Nobody has done more to create the toxic, divisive, antidemocratic and increasingly violent state of American politics than News Corp founder and chair Rupert Murdoch. That he gets to retire at age 92, and not in shame, reminds us of life’s fundamental unfairness.
Speaking of shame, I’ve chronicled the way Murdoch forced some of his loyalest perpetrators of hate and division—men like the late former Fox head Roger Ailes, disgraced former anchor Bill O’Reilly, and toxic masculinity victim and purveyor Tucker Carlson—to end their careers in disgrace. It almost makes me feel sorry for those monsters. Why should their careers have ended in shame when the man who enabled them gets to end his on his own terms? Naming mediocre Kendall—I mean, loyal Lachlan—his immediate successor to boot.
Ailes and O’Reilly, of course, got too expensive to keep on board when the number of sexual harassment complaints against them, and the amounts it was taking to settle them, kept rising. We still don’t know what got Carlson fired, but it certainly involved his sexism: A lawsuit by a female Fox producer complained about his penchant for calling women the C-word and ugly comments about female politicians’ fuckability. The disclosures about Carlson’s hypocritical support for Donald Trump’s stolen-election lies also contributed to Fox’s settling the Dominion Voting Systems lawsuit for $787 million. Ouch.

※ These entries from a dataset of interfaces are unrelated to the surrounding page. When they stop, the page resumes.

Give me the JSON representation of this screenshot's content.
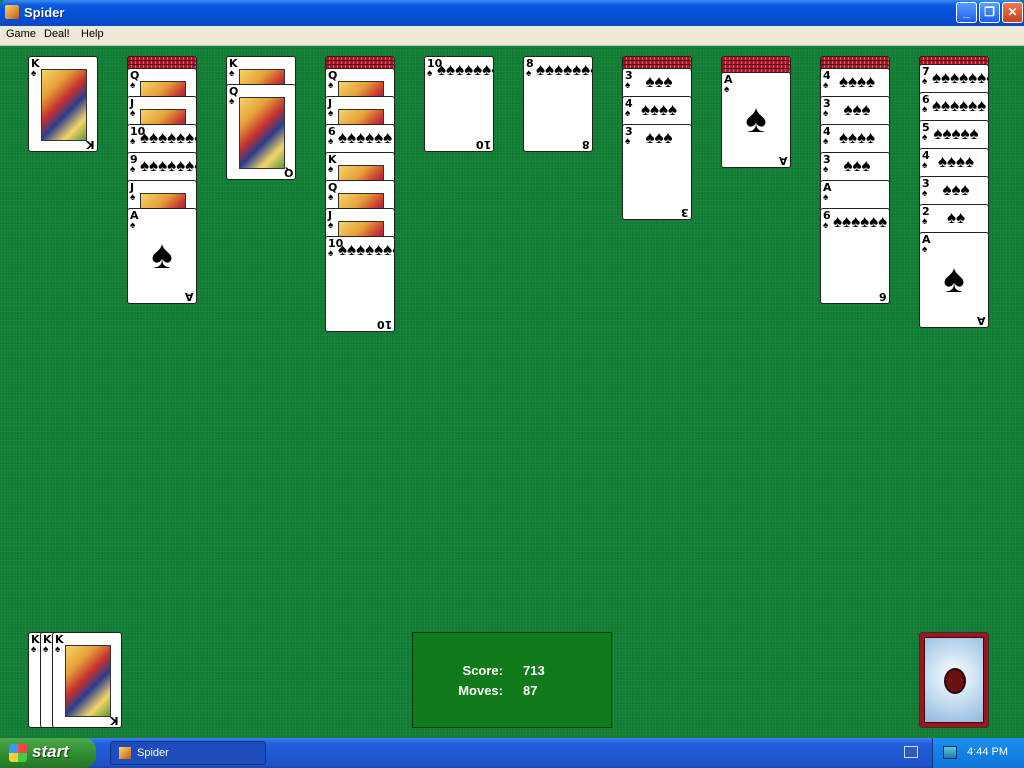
{
  "window": {
    "title": "Spider"
  },
  "menu": [
    "Game",
    "Deal!",
    "Help"
  ],
  "colors": {
    "felt": "#117c33",
    "card_back": "#b81024",
    "status_bg": "#117a1a"
  },
  "tableau": [
    {
      "backs": 0,
      "cards": [
        "K"
      ]
    },
    {
      "backs": 3,
      "cards": [
        "Q",
        "J",
        "10",
        "9",
        "J",
        "A"
      ]
    },
    {
      "backs": 0,
      "cards": [
        "K",
        "Q"
      ]
    },
    {
      "backs": 3,
      "cards": [
        "Q",
        "J",
        "6",
        "K",
        "Q",
        "J",
        "10"
      ]
    },
    {
      "backs": 0,
      "cards": [
        "10"
      ]
    },
    {
      "backs": 0,
      "cards": [
        "8"
      ]
    },
    {
      "backs": 3,
      "cards": [
        "3",
        "4",
        "3"
      ]
    },
    {
      "backs": 4,
      "cards": [
        "A"
      ]
    },
    {
      "backs": 3,
      "cards": [
        "4",
        "3",
        "4",
        "3",
        "A",
        "6"
      ]
    },
    {
      "backs": 2,
      "cards": [
        "7",
        "6",
        "5",
        "4",
        "3",
        "2",
        "A"
      ]
    }
  ],
  "completed_suits": [
    "K",
    "K",
    "K"
  ],
  "status": {
    "score_label": "Score:",
    "score": "713",
    "moves_label": "Moves:",
    "moves": "87"
  },
  "taskbar": {
    "start_label": "start",
    "task_label": "Spider",
    "clock": "4:44 PM"
  }
}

But the discovery moves in the Dominion trial that uncovered Carlson’s duplicity also exposed Murdoch’s—and his was more craven. We know he called Trump’s election fraud claims “really crazy stuff.” He backed the network’s calling Arizona, and ultimately the election, for Joe Biden, despite a viewer backlash. Watching the disgraced Rudy Giuliani and nutjob Sidney Powell lie on his network, he e-mailed CEO Suzanne Scott: “Terrible stuff damaging everybody, I fear.” But then he panicked as he saw Fox losing audience share to not only CNN but also upstart right-wing networks NewsMax and OAN.
He was also blunt, in a Dominion deposition, about his greed. He admitted that his network regularly featured Mike Lindell, Mr. My Pillow, because of his advertising. “The man is on every night. Pays us a lot of money,” he said in a deposition. “At first you think it’s comic, and then you get bored.” It wasn’t politics but cash, he insisted memorably. “It is not red or blue, it is green.”
This is a great tick-tock of Murdoch’s Dominion perfidy, by the way.
The list goes on. I wrote about Fox’s role in ginning up racial hatred against Barack Obama more than 13 years ago.
Murdoch mainstreamed Glenn Beck’s anti-Obama craziness—he called the half-white president a “racist” with “a deep hatred of white people,” among other inanities—but then showed Beck the door, too, when his looniness began costing Fox advertisers. So many of his minions have left in disgrace, it seems unfair that Murdoch won’t join their walk of shame.
Of course, the end of Murdoch’s story isn’t written. Facing another lawsuit by Smartmatic Voting Systems related to its election-fraud lies, the company remains in legal and financial peril. The family trust that controls the empire gives Murdoch’s four oldest children—Lachlan, Elisabeth, James, and Prudence—equal say about its future, but only after his death. Nobody lives forever. They say the good die young, but even the bad have to go eventually. Murdoch departs with his reputation and his empire relatively intact. Time will deliver a different outcome for both, I believe.